# Exercise prompt
Exactly as written, set down each line of the data below except its pictures.

Stored dataset items:
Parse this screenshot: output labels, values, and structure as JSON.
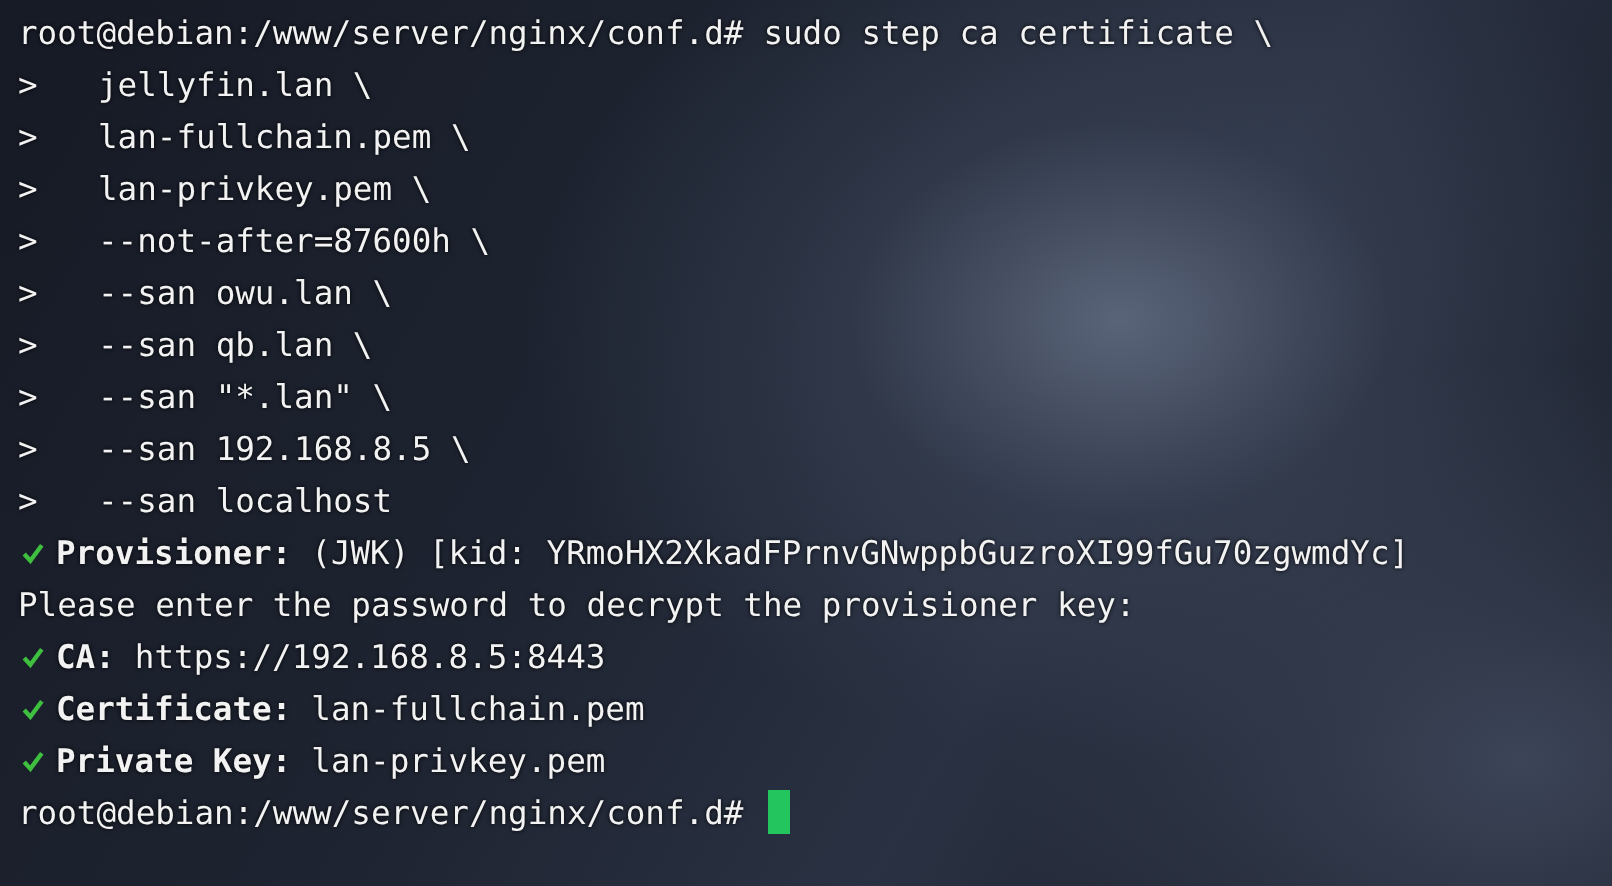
{
  "terminal": {
    "lines": [
      {
        "kind": "command",
        "prompt": "root@debian:/www/server/nginx/conf.d#",
        "text": "sudo step ca certificate \\"
      },
      {
        "kind": "continuation",
        "marker": ">",
        "text": "jellyfin.lan \\"
      },
      {
        "kind": "continuation",
        "marker": ">",
        "text": "lan-fullchain.pem \\"
      },
      {
        "kind": "continuation",
        "marker": ">",
        "text": "lan-privkey.pem \\"
      },
      {
        "kind": "continuation",
        "marker": ">",
        "text": "--not-after=87600h \\"
      },
      {
        "kind": "continuation",
        "marker": ">",
        "text": "--san owu.lan \\"
      },
      {
        "kind": "continuation",
        "marker": ">",
        "text": "--san qb.lan \\"
      },
      {
        "kind": "continuation",
        "marker": ">",
        "text": "--san \"*.lan\" \\"
      },
      {
        "kind": "continuation",
        "marker": ">",
        "text": "--san 192.168.8.5 \\"
      },
      {
        "kind": "continuation",
        "marker": ">",
        "text": "--san localhost"
      },
      {
        "kind": "status",
        "label": "Provisioner:",
        "text": "(JWK) [kid: YRmoHX2XkadFPrnvGNwppbGuzroXI99fGu70zgwmdYc]"
      },
      {
        "kind": "plain",
        "text": "Please enter the password to decrypt the provisioner key:"
      },
      {
        "kind": "status",
        "label": "CA:",
        "text": "https://192.168.8.5:8443"
      },
      {
        "kind": "status",
        "label": "Certificate:",
        "text": "lan-fullchain.pem"
      },
      {
        "kind": "status",
        "label": "Private Key:",
        "text": "lan-privkey.pem"
      },
      {
        "kind": "input",
        "prompt": "root@debian:/www/server/nginx/conf.d#"
      }
    ]
  }
}
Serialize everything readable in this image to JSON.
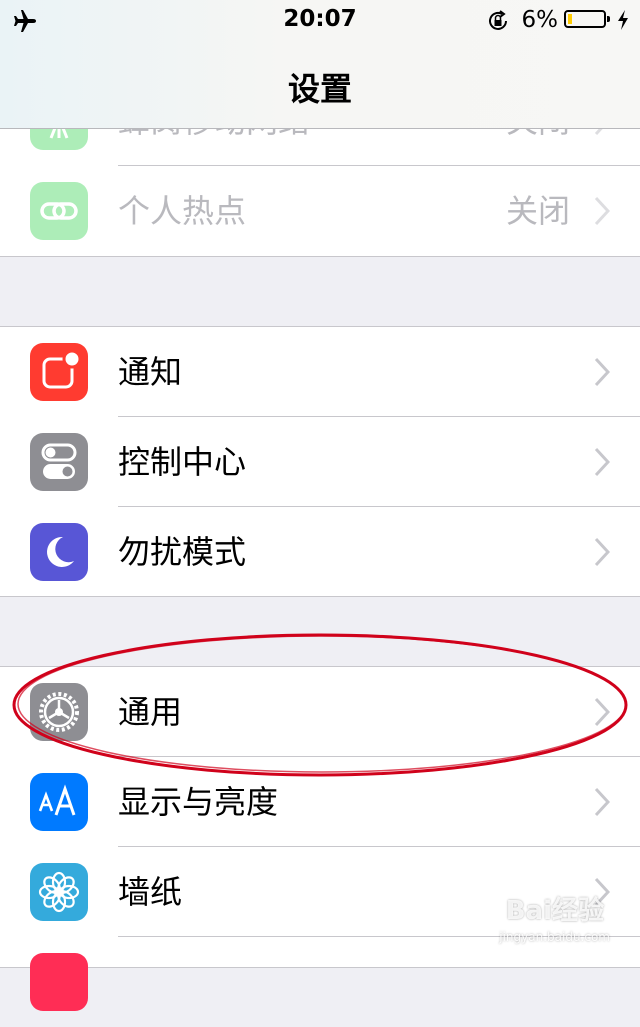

# Your response
Parse this screenshot: output labels, values, and structure as JSON.
{
  "terminal": {
    "lines": [
      {
        "kind": "command",
        "prompt": "root@debian:/www/server/nginx/conf.d#",
        "text": "sudo step ca certificate \\"
      },
      {
        "kind": "continuation",
        "marker": ">",
        "text": "jellyfin.lan \\"
      },
      {
        "kind": "continuation",
        "marker": ">",
        "text": "lan-fullchain.pem \\"
      },
      {
        "kind": "continuation",
        "marker": ">",
        "text": "lan-privkey.pem \\"
      },
      {
        "kind": "continuation",
        "marker": ">",
        "text": "--not-after=87600h \\"
      },
      {
        "kind": "continuation",
        "marker": ">",
        "text": "--san owu.lan \\"
      },
      {
        "kind": "continuation",
        "marker": ">",
        "text": "--san qb.lan \\"
      },
      {
        "kind": "continuation",
        "marker": ">",
        "text": "--san \"*.lan\" \\"
      },
      {
        "kind": "continuation",
        "marker": ">",
        "text": "--san 192.168.8.5 \\"
      },
      {
        "kind": "continuation",
        "marker": ">",
        "text": "--san localhost"
      },
      {
        "kind": "status",
        "label": "Provisioner:",
        "text": "(JWK) [kid: YRmoHX2XkadFPrnvGNwppbGuzroXI99fGu70zgwmdYc]"
      },
      {
        "kind": "plain",
        "text": "Please enter the password to decrypt the provisioner key:"
      },
      {
        "kind": "status",
        "label": "CA:",
        "text": "https://192.168.8.5:8443"
      },
      {
        "kind": "status",
        "label": "Certificate:",
        "text": "lan-fullchain.pem"
      },
      {
        "kind": "status",
        "label": "Private Key:",
        "text": "lan-privkey.pem"
      },
      {
        "kind": "input",
        "prompt": "root@debian:/www/server/nginx/conf.d#"
      }
    ]
  }
}
Serialize everything readable in this image to JSON.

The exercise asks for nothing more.